PROBLEM TO WORK ON:
The response must contain every line below in which "true" appears.
Start of RECORDS TO USE
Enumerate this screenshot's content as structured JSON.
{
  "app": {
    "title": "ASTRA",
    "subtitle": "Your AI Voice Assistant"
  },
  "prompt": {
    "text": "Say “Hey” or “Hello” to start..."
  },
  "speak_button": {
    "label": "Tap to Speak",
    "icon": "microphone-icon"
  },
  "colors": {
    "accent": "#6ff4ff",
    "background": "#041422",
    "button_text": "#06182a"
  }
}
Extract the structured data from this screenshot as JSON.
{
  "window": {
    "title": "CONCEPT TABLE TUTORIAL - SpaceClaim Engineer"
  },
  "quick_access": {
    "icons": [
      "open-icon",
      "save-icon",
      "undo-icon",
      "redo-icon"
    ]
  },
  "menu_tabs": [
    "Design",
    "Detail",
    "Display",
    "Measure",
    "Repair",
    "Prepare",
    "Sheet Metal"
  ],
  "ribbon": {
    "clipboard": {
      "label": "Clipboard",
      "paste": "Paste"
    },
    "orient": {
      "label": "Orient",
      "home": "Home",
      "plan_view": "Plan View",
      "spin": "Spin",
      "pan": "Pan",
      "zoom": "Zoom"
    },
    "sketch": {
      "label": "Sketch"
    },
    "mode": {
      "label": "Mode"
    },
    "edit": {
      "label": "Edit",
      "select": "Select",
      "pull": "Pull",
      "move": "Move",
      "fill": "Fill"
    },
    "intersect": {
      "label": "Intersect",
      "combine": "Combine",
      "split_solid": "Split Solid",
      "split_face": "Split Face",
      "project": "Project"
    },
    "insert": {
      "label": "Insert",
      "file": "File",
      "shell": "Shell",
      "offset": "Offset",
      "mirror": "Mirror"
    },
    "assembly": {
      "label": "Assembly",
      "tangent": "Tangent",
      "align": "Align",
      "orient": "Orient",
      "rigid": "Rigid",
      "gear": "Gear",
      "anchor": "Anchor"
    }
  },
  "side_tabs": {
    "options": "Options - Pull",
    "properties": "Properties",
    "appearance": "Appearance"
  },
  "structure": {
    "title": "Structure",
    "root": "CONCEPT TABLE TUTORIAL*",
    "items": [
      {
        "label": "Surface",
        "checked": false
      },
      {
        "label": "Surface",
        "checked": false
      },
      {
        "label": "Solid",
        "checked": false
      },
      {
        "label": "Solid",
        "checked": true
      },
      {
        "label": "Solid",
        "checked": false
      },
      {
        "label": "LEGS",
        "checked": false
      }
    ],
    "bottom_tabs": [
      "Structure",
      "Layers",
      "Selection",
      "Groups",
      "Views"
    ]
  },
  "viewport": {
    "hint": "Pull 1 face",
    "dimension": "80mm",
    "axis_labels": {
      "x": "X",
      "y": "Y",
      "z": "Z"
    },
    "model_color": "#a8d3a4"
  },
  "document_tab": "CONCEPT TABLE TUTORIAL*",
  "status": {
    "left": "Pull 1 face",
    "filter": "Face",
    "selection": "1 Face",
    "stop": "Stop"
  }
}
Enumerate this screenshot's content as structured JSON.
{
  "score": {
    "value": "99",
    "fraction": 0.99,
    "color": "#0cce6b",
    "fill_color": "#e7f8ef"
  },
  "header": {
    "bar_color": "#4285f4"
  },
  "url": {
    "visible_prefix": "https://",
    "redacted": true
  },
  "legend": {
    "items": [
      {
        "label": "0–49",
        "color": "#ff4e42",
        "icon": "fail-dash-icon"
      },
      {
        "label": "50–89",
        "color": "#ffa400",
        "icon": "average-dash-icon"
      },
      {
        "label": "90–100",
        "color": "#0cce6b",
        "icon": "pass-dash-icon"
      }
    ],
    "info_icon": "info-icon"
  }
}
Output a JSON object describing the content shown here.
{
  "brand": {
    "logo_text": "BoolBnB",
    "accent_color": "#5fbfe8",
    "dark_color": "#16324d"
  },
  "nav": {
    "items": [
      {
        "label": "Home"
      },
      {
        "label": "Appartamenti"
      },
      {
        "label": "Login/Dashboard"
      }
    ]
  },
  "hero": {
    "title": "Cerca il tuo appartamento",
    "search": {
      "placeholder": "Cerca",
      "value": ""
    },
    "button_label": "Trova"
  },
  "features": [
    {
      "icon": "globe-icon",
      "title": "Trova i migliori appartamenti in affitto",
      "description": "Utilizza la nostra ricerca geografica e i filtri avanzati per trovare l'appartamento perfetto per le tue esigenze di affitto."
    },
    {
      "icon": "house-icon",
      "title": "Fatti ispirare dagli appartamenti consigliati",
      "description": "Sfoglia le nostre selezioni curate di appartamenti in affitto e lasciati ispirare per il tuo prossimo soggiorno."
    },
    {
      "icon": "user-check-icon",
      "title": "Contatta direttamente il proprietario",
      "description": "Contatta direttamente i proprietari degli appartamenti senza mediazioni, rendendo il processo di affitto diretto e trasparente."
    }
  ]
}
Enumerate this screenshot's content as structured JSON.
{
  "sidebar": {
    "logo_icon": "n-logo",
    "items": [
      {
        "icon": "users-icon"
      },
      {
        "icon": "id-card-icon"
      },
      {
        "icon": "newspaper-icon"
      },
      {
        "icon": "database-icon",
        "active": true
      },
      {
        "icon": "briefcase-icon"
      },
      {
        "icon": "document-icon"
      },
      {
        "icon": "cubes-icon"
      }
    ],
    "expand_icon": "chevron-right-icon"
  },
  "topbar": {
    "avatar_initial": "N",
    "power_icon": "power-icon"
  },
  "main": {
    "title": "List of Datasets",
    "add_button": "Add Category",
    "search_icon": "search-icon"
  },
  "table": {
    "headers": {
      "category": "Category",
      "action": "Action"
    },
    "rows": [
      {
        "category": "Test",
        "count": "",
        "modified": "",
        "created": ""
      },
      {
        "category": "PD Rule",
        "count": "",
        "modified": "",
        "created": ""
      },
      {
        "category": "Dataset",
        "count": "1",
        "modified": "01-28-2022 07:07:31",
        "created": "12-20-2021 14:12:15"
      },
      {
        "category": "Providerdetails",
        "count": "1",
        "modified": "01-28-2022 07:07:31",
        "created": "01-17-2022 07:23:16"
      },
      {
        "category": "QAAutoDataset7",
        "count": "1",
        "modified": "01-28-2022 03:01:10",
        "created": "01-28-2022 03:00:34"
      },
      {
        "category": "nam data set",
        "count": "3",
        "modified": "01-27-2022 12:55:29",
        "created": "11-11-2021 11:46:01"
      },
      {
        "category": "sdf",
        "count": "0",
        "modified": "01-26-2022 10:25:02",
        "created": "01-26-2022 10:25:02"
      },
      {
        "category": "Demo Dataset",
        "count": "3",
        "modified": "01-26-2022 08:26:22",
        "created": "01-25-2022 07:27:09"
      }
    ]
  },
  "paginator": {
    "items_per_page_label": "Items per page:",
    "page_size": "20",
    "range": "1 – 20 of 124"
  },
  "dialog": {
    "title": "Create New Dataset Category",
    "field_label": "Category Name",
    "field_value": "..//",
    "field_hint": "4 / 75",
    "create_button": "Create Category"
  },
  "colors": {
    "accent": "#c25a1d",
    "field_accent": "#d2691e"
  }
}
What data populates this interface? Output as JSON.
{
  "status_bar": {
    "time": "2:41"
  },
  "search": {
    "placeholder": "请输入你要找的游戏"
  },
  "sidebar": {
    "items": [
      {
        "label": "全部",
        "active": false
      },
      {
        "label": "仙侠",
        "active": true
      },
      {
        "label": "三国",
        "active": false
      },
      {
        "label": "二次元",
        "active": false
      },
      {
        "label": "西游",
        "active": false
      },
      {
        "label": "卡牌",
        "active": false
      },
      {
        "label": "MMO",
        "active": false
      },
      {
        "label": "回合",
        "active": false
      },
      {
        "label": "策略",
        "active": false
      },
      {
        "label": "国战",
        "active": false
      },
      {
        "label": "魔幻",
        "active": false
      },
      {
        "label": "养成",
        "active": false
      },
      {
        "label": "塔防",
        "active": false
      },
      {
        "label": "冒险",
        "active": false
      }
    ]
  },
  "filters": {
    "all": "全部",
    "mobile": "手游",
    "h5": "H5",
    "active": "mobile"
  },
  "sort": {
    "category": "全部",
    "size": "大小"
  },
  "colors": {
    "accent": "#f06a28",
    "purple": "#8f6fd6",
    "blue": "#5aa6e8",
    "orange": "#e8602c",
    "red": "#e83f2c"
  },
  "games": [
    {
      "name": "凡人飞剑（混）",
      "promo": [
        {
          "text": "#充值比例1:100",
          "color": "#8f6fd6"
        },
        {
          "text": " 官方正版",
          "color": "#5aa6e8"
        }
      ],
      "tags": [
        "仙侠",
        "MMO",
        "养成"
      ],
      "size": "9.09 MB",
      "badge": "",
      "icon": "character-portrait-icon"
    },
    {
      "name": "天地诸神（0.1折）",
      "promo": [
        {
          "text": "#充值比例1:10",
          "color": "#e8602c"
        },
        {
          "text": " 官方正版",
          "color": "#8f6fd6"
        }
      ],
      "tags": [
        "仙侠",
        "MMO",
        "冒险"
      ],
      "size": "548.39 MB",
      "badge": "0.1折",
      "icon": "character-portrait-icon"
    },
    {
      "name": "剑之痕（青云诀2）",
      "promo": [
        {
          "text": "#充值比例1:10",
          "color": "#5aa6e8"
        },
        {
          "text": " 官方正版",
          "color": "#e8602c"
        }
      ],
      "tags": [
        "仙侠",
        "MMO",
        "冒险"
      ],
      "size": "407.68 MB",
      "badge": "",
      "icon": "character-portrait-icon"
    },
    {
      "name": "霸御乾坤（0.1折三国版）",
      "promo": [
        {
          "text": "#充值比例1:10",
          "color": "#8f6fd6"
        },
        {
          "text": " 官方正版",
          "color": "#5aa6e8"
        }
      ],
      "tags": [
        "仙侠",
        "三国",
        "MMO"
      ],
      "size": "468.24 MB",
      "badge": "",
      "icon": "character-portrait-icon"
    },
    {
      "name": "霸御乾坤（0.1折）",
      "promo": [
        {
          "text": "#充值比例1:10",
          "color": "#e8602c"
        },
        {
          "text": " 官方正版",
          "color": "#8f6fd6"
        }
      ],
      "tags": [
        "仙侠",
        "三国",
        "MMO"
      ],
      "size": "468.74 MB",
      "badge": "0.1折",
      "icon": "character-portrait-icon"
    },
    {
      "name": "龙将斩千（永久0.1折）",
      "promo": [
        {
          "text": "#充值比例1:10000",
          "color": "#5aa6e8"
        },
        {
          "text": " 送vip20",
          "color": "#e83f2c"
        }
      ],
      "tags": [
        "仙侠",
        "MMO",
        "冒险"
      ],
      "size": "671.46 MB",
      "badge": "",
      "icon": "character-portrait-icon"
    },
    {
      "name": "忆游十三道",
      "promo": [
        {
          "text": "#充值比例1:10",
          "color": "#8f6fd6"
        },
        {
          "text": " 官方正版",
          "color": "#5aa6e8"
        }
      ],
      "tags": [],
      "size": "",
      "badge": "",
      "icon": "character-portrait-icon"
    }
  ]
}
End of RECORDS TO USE
EXERCISE OUTPUT:
        "checked": true
    "redacted": true
        "active": true
        "active": true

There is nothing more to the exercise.